For the municipalities which are host to schools and universities, these choices could be expensive. Whether or not it is curbing the unfold of the virus of their communities, or dropping the everyday inflow of pupil spending that arrives every fall, these cities and cities are bracing for a problem.
In South Bend, Ind. earlier this month, the College of Notre Dame paused in-person classes for undergraduate college students till a minimum of Sept. 2 after greater than 100 college students examined constructive for the virus after only a week of courses.
The College of North Carolina at Chapel Hill additionally moved courses on-line after 130 college students examined constructive in the first week. And as of Saturday, greater than 1,300 college students, workers and employees have examined constructive on the College of Alabama in Tuscaloosa, a faculty that has employed a combination of in-person and hybrid courses.
“The rise we have seen in latest days is unacceptable, and if unchecked, threatens our capability to finish the remainder of the semester on campus,” University of Alabama president Stuart Bell said at a press conference this past week. “Now could be the time for motion.”
No matter steps the college takes may take a heavy toll on the financial actuality of Tuscaloosa. Mayor Walt Maddox advised NPR’s Weekend Version that dropping a whole semester of faculty could be “economically disastrous for our group.”
“That is why we needed to take some extraordinary measures throughout the metropolis because the college did on campus to forestall the additional unfold of the coronavirus,” Maddox stated. “We closed down the bars and we eradicated bar service in eating places.”
As one of many largest state colleges within the nation, the College of Alabama carries outsize affect on the Tuscaloosa economic system. With a pupil inhabitants of about 38,000, the college makes up a sizeable portion of Tuscaloosa’s 100,000 residents.
However not all faculty cities are as depending on their universities for financial success.

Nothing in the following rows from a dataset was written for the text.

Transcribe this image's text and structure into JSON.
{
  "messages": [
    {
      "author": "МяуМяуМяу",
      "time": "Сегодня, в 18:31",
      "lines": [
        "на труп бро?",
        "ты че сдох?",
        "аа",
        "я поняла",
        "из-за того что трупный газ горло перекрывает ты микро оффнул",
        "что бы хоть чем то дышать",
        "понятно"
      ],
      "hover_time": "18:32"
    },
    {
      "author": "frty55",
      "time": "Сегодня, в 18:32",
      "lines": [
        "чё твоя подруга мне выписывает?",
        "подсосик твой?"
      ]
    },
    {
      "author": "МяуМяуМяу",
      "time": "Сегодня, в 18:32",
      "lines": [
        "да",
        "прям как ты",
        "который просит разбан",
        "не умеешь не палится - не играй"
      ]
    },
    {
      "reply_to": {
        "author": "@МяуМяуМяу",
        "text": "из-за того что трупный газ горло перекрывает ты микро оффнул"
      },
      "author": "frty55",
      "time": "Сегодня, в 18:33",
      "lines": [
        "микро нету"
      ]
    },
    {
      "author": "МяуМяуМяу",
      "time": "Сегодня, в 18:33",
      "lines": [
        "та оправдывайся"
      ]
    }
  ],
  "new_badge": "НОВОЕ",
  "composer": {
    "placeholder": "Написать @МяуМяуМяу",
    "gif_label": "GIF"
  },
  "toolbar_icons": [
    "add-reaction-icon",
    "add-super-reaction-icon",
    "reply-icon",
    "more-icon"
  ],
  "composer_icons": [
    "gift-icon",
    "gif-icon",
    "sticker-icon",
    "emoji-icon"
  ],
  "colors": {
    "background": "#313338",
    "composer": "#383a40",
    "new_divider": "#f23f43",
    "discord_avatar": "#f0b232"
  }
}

Mayor Donnie Tuck of Hampton, Va., which serves as the house of Hampton College, stated many college students go to neighboring cities for leisure, or reside in close by cities, “so there’s not the identical financial affect.” The traditionally Black college shall be utterly distant this 12 months, and whereas Tuck says the financial toll might not be as extreme, “there’s that sense of lack of vitality that the scholars deliver and definitely with the actions on campus, the athletic occasions and the cultural occasions. It’s a lot quieter.”
In Iowa Metropolis, the College of Iowa is pushing forward with in-person courses. Mayor Bruce Teague says the important thing to dealing with the pandemic in his metropolis whereas the college continues to permit in-person courses “goes to be educating relentlessly and continuously, sending out messages in order that they know, hey, let’s strive to determine options collectively in hopes of preserving everyone protected in our group.”
In Tuscaloosa, Maddox stated that this transition again to high school shall be “tough,” and he anticipates that it will likely be an ongoing battle.
“I feel ultimately it will be very tough, particularly on faculty campuses, as a result of as college students return after which as we see the emergence of the flu season, I feel you are going to proceed to see this unfold,” Maddox stated. “Let’s all keep in mind, the specialists had been telling us in April and Could, summer season is whenever you get your break. Effectively that hasn’t occurred for Tuscaloosa and it does not sound prefer it’s occurred for Hampton or Iowa Metropolis as properly.”
This story was produced for radio by Hiba Ahmad and Samantha Balaban and edited by Ed McNulty.